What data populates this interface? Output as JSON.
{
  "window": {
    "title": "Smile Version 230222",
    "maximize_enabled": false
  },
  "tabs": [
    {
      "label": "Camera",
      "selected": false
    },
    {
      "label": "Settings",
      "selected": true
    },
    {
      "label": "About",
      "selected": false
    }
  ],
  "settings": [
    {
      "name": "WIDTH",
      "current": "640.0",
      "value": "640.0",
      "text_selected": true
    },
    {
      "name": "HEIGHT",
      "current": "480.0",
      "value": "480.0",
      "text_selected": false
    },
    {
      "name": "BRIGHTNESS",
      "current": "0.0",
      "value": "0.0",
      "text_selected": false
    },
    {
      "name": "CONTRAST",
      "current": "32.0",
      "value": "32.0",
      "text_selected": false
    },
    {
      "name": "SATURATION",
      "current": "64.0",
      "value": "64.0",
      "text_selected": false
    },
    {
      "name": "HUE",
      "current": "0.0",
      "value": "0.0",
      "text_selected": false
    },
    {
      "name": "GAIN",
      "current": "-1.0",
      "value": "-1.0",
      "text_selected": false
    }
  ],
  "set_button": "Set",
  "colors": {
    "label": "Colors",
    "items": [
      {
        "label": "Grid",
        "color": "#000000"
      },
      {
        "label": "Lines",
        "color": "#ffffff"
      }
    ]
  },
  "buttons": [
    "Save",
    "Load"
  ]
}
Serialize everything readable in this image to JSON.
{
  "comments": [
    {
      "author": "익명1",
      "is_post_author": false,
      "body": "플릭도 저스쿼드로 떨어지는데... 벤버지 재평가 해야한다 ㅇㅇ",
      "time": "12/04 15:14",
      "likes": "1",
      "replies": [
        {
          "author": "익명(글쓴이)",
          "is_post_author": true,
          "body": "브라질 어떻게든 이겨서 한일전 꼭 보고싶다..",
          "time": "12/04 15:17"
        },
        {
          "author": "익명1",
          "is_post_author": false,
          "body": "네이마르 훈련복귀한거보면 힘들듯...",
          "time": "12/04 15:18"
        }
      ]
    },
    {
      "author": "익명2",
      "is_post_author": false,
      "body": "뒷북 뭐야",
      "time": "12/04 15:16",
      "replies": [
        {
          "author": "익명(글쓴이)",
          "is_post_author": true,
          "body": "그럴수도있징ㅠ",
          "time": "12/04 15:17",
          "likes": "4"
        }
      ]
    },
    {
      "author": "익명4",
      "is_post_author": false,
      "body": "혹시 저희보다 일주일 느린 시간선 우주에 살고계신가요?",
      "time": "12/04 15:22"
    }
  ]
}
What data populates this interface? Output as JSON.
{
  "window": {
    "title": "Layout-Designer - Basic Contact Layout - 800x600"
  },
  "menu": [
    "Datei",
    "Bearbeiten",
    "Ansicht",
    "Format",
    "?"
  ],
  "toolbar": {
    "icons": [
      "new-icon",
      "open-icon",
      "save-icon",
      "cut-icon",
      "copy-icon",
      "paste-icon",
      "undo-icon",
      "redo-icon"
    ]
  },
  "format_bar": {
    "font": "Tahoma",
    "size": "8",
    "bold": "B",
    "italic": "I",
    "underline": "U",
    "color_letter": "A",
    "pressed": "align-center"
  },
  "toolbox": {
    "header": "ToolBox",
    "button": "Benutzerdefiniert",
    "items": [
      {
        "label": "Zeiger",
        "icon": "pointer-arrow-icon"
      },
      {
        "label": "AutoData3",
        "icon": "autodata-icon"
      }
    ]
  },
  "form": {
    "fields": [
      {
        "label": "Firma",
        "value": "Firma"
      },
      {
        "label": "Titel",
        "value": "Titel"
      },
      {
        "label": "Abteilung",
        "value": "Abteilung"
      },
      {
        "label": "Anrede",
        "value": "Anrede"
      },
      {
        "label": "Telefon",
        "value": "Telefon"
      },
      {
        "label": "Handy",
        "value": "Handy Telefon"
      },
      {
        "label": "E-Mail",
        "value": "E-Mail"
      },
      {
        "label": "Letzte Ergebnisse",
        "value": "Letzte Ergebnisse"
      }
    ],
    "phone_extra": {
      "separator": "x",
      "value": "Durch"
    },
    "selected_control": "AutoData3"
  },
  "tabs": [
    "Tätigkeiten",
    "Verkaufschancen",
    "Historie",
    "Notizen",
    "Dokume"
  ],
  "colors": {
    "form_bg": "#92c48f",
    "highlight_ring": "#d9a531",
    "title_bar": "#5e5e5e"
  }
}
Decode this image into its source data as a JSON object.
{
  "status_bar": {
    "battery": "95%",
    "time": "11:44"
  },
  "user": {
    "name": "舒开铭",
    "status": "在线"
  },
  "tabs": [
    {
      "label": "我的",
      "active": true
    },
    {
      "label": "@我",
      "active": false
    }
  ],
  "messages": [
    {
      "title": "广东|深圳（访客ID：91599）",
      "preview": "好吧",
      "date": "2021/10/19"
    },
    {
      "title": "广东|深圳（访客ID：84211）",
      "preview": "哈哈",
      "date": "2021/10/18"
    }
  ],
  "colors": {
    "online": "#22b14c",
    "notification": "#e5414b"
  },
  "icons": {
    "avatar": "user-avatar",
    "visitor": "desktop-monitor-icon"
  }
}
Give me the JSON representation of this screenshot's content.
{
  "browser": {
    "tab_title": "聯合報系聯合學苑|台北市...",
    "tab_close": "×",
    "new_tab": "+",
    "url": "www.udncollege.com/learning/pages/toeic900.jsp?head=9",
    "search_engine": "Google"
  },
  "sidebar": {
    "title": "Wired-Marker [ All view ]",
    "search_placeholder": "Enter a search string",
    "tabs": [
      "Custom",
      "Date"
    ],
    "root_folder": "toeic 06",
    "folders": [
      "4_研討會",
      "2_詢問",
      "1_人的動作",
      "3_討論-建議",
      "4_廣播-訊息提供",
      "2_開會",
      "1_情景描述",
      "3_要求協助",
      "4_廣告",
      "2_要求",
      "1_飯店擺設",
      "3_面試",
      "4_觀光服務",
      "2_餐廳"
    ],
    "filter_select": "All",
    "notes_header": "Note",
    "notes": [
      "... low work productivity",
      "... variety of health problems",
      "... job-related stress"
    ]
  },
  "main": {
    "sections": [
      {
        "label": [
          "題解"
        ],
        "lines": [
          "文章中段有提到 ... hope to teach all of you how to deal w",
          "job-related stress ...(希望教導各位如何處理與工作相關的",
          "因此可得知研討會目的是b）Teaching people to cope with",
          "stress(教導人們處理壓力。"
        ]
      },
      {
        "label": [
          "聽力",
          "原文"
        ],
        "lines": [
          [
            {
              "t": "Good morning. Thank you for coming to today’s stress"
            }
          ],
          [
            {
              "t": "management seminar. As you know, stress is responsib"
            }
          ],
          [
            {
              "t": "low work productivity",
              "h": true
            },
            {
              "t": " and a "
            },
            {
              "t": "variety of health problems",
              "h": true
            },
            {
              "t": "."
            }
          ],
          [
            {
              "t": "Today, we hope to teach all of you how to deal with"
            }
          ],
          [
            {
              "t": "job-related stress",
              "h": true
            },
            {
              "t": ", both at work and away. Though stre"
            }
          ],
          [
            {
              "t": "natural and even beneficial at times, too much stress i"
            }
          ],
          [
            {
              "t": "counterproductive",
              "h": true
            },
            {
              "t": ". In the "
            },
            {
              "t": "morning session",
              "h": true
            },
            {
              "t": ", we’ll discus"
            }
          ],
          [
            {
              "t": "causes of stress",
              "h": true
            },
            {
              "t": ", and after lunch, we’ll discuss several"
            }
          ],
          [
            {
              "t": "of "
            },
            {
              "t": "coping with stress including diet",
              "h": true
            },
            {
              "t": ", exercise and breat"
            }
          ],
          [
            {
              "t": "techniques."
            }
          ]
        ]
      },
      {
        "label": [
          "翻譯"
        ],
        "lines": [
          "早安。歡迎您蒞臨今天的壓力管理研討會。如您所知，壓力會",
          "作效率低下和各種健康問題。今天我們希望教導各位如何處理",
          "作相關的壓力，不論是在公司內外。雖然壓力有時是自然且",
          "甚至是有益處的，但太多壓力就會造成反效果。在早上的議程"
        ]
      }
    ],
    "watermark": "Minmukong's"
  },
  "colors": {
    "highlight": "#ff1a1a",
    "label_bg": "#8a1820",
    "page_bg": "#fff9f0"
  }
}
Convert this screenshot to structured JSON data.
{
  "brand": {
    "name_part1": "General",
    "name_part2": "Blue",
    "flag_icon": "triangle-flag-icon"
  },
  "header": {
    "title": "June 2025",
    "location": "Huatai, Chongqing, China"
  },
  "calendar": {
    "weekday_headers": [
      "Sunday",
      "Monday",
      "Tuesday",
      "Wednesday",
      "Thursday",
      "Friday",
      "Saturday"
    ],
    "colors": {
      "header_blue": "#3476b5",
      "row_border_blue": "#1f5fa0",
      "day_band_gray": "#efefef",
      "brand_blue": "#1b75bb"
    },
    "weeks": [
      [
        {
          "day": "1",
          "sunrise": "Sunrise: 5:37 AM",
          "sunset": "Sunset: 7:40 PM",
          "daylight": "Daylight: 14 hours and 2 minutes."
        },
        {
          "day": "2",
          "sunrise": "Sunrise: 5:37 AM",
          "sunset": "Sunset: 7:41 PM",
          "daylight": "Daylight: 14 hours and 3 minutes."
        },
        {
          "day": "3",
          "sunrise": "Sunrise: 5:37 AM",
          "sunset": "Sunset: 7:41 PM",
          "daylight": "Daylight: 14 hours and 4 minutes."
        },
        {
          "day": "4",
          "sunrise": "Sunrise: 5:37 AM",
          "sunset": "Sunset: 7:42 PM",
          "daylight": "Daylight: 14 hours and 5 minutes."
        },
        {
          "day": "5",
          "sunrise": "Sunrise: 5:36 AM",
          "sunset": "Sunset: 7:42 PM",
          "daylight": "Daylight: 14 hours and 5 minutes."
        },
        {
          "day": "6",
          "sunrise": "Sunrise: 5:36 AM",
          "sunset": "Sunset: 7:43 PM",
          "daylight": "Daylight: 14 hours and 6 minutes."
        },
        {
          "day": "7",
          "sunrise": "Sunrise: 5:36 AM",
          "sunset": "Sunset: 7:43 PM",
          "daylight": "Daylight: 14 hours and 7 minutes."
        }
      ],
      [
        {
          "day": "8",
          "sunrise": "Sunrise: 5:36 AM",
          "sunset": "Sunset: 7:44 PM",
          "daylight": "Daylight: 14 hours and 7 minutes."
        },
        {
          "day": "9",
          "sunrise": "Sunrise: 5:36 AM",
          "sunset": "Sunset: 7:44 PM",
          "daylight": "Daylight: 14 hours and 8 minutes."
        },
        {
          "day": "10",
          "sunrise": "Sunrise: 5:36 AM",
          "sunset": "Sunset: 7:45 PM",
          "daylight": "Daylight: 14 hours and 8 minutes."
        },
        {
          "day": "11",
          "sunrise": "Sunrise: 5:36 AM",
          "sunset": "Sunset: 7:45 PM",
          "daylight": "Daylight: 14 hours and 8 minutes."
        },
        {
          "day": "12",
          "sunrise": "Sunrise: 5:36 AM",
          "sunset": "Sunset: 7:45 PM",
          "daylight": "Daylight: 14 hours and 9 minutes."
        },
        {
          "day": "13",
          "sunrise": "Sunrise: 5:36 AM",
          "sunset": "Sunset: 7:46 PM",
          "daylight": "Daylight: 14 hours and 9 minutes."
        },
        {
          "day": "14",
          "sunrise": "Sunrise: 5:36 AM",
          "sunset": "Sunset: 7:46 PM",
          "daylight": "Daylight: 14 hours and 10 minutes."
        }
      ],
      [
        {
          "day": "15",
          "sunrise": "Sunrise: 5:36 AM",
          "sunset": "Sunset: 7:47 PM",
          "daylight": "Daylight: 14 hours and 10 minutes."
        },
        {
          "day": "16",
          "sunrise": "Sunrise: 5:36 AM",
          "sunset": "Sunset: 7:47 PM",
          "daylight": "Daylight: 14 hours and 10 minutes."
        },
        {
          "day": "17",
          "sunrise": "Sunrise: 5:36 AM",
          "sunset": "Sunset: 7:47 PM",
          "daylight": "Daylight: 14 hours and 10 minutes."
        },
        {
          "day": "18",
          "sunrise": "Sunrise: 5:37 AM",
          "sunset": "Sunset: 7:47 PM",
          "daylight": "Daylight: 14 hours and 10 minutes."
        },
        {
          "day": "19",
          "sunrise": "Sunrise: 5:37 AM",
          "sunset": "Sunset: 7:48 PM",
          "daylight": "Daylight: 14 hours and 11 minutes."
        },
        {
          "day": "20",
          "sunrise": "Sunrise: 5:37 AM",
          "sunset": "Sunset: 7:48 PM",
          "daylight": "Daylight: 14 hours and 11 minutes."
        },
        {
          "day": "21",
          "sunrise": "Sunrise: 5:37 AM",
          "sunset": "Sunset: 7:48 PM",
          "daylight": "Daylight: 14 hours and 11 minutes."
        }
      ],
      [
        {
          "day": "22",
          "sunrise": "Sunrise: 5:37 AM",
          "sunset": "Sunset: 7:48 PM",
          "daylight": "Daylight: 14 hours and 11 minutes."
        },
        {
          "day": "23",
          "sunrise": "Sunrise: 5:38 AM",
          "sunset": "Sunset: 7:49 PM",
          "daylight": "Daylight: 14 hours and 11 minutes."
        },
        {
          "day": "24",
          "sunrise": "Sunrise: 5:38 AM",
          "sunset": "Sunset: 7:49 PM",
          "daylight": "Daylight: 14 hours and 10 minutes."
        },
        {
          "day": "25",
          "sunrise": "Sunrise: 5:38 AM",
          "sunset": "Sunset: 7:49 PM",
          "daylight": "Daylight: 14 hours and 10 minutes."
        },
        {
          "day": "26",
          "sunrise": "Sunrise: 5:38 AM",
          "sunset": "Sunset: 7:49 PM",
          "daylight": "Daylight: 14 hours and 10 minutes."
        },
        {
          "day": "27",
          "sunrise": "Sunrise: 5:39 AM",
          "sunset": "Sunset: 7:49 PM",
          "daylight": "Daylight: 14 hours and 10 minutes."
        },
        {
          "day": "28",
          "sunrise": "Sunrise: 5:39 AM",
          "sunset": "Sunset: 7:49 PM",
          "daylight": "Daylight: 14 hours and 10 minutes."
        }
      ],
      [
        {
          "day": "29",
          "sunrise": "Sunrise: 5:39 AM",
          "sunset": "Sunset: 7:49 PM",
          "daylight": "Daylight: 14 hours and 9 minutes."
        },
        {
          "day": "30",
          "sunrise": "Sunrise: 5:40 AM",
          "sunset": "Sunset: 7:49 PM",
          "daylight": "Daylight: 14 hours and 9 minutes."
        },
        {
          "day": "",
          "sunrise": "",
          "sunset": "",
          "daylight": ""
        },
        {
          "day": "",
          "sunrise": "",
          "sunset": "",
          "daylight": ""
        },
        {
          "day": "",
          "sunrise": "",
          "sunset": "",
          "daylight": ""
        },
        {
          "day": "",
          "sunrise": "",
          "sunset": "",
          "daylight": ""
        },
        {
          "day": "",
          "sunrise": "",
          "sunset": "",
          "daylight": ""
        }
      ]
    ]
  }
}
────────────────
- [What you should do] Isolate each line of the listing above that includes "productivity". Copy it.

- [Answer area]
      "... low work productivity",
              "t": "low work productivity",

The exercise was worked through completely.